Image via Wylio
The blogging bug, that is. J When I first put my toe oh-so-tentatively into the ocean that is the blogospere, I had no idea what I was letting myself in for. For some time I’d been standing on the shore following blogs (among them some extraordinarily good ones) but without commenting or getting involved in any way. Now it was time to get my feet wet and see for myself what all the fuss was about.
That was back in February, so what has the experience been like and what have I learned over the past couple of months?
The first thing I’ve learned - and all you more experienced bloggers could have told me this from the beginning, if I’d had the sense to ask – is that blogging is addictive. Very addictive. Blogging is so darned enjoyable that the addiction develops remarkably quickly. Once the first baby post has been launched into the ether, the urge soon comes to provide it with a companion and another and another…..
After the initial short burst of beginner’s enthusiasm I haven’t tried to post every day and don’t intend to, but I still find that within a day or so of making a post, my mind starts to mull over possible ideas for the next one, sometimes at inconveniently awkward times like the middle of the night.
The second is that blogging can be very time-consuming. Mastering the ins-and-outs of Blogger itself and learning to apply what it offers takes time. Writing posts, especially the longer, more reflective posts I incline to, is extraordinarily enjoyable, but it takes even more time. Responding to comments, when people are kind enough to leave them, and reading others’ blogs and commenting on them in my turn, are just as enjoyable, but all this too takes time….
Luckily I’m retired, so time isn’t something I’m short of, but the ease with which you can find yourself discovering new and interesting blogs and clicking that deceptively innocuous Follow button means that unless you get a grip on yourself, your blog list can start to resemble a catalogue, rather than a manageable shopping list.
The third thing I’ve learned is how very varied the world of blogging is. In my exploration of the forest of blogs out there, I’m starting to learn which kinds appeal to me and why. I think what draws me most to follow a blog is when I discover a blogger who has found his or her own distinctive voice and whose blog says things that interest, entertain or challenge me.

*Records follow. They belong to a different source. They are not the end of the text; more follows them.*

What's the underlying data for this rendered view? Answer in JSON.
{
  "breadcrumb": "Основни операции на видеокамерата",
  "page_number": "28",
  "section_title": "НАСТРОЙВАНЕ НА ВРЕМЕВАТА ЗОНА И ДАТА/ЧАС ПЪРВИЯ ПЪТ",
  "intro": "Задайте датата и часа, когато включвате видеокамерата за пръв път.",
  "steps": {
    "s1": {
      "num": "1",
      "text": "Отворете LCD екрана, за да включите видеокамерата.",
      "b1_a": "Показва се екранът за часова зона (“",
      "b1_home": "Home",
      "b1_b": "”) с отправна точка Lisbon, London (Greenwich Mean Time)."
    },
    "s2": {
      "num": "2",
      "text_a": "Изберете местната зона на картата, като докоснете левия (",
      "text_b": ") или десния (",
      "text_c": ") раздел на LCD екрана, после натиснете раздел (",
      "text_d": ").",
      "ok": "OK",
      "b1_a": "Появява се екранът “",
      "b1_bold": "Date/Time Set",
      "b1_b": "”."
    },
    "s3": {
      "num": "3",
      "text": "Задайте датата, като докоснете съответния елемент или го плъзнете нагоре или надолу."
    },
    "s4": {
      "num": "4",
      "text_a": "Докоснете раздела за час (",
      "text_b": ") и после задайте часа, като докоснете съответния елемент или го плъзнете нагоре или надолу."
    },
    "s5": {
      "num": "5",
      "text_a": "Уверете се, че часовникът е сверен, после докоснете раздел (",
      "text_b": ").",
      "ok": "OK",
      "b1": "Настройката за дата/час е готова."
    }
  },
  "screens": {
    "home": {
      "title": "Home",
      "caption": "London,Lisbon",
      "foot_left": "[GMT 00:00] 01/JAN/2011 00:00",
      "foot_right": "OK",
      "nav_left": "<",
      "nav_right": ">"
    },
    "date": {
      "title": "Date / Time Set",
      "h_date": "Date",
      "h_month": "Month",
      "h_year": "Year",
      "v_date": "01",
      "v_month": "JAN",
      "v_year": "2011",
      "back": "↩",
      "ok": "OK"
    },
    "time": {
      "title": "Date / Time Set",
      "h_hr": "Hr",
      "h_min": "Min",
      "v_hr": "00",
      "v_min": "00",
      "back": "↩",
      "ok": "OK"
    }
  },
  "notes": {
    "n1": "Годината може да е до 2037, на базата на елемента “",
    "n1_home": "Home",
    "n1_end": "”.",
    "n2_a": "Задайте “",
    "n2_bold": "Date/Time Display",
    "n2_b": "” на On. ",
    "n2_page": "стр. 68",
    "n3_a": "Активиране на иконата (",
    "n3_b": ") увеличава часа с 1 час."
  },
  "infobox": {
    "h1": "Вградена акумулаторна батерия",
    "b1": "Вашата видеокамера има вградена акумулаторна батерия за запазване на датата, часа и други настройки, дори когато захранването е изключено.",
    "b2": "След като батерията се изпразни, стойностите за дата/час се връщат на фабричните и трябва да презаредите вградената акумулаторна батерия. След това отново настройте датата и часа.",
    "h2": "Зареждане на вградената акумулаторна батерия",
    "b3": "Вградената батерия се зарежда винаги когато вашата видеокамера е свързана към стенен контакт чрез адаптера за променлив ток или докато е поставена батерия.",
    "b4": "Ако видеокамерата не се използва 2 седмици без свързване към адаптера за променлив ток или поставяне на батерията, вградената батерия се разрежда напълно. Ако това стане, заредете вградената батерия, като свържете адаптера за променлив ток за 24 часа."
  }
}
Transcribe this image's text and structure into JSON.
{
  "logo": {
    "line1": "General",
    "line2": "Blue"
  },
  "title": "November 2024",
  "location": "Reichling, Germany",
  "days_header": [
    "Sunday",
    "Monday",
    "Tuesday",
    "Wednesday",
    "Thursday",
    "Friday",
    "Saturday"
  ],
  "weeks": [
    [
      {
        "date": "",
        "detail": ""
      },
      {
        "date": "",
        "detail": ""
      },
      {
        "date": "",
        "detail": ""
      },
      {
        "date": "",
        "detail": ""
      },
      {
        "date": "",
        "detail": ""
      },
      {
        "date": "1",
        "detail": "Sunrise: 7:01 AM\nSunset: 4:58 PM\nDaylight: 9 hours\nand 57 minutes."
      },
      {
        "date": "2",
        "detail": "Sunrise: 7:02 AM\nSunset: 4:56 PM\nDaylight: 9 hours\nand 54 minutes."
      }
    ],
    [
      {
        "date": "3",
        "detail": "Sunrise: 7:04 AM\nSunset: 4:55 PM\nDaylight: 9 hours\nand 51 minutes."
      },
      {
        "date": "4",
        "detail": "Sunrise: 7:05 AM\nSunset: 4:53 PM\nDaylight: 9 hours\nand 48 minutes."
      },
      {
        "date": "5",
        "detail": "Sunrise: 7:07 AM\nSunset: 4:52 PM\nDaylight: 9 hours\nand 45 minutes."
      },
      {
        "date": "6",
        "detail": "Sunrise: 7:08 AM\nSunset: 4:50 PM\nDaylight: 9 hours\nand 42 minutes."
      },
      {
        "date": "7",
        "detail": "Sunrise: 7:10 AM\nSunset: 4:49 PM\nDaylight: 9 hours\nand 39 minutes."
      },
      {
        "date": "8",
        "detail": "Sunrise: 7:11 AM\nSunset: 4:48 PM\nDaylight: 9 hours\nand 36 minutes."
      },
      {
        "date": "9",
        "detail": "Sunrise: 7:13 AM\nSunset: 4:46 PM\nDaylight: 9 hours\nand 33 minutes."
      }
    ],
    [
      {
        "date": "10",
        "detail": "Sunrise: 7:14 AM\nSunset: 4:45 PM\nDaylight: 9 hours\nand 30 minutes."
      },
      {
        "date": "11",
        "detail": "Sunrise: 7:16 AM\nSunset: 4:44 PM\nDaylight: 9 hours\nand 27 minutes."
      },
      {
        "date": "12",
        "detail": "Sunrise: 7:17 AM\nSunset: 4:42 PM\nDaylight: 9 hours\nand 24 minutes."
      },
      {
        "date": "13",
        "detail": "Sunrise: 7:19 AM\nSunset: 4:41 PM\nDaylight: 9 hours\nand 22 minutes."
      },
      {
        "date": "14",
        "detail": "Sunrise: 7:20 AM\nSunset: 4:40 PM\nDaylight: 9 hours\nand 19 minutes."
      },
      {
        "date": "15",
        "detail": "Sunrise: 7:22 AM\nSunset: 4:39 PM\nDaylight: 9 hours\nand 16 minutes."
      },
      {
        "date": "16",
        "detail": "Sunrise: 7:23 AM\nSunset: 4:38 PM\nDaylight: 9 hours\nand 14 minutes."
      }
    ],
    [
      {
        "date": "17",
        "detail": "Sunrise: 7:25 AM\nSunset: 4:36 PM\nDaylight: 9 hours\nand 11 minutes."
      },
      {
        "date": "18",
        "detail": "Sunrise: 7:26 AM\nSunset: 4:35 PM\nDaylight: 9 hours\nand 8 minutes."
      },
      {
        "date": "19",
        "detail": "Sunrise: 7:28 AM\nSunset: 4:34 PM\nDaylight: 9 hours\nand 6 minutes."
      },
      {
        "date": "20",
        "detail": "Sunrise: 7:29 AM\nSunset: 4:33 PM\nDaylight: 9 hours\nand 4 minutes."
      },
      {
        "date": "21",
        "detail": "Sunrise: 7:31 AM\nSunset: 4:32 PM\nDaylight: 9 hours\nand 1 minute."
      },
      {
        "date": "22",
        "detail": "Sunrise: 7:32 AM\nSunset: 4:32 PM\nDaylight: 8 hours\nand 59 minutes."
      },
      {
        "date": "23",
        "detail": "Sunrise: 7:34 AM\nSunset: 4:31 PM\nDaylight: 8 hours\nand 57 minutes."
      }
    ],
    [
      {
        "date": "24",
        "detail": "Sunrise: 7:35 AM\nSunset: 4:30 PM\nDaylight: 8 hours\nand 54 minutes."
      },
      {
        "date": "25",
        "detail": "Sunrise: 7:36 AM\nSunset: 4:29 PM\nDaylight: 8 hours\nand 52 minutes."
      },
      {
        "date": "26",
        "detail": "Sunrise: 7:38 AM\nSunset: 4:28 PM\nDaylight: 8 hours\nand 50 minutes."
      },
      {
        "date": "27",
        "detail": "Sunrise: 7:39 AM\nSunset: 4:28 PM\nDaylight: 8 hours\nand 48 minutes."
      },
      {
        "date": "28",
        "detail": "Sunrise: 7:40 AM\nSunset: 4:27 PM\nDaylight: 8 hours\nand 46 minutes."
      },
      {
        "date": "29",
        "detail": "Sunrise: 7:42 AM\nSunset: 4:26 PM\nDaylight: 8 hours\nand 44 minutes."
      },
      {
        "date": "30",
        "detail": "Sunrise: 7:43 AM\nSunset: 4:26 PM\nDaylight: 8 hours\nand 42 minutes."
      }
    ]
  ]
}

More practically, I’ve discovered that mostly I prefer longer posts to very short ones. I prefer posts which are the fruit of the author’s own thought and experience rather than a reworking of or even just a quote from another blog. I greatly appreciate serious, and often profound, posts, but humour is just as important to me, as is breadth of interest and a certain quirkiness.
I must confess to skipping over video clips, but that’s mainly because we have a rather slow and sometimes flaky broadband connection and video doesn’t play well for me. On the other hand I love photos and cartoons and other images, but prefer to have words with them.
Our slow broadband connection also means that what I think of as fussy blogs, those with lots of permanent images and multiple widgets can be a bit of a nightmare to follow, as they are so slow to load and often unstable on the screen. Thank goodness for Google Reader or I’d probably have given up on some of them by now, which would have been my loss.
As I have fairly poor sight, legibility matters a lot and I much prefer black text on a white or pale-coloured background. Very small font size and very long paragraphs are really hard work, as is pale text on a dark background. Again I’d probably have given up on these if it weren’t for Posts Atom or Google Reader. However, these are minor quibbles when weighed against what I have already gained from the world of blogging.
Above everything else I value the sense of becoming part of a community of people who generously share their thoughts, interests and experience with me in their blogs. I value too the fact that this community is world-wide, spanning oceans and linking continents, so that what I write can be read not only by people close to home in the UK and Europe, but from the USA to New Zealand, from Turkey to Costa Rica and I can reciprocate by following their blogs in my turn.
In the last couple of months my life has been enriched and I’ve had a huge amount of fun and it’s all thanks to you.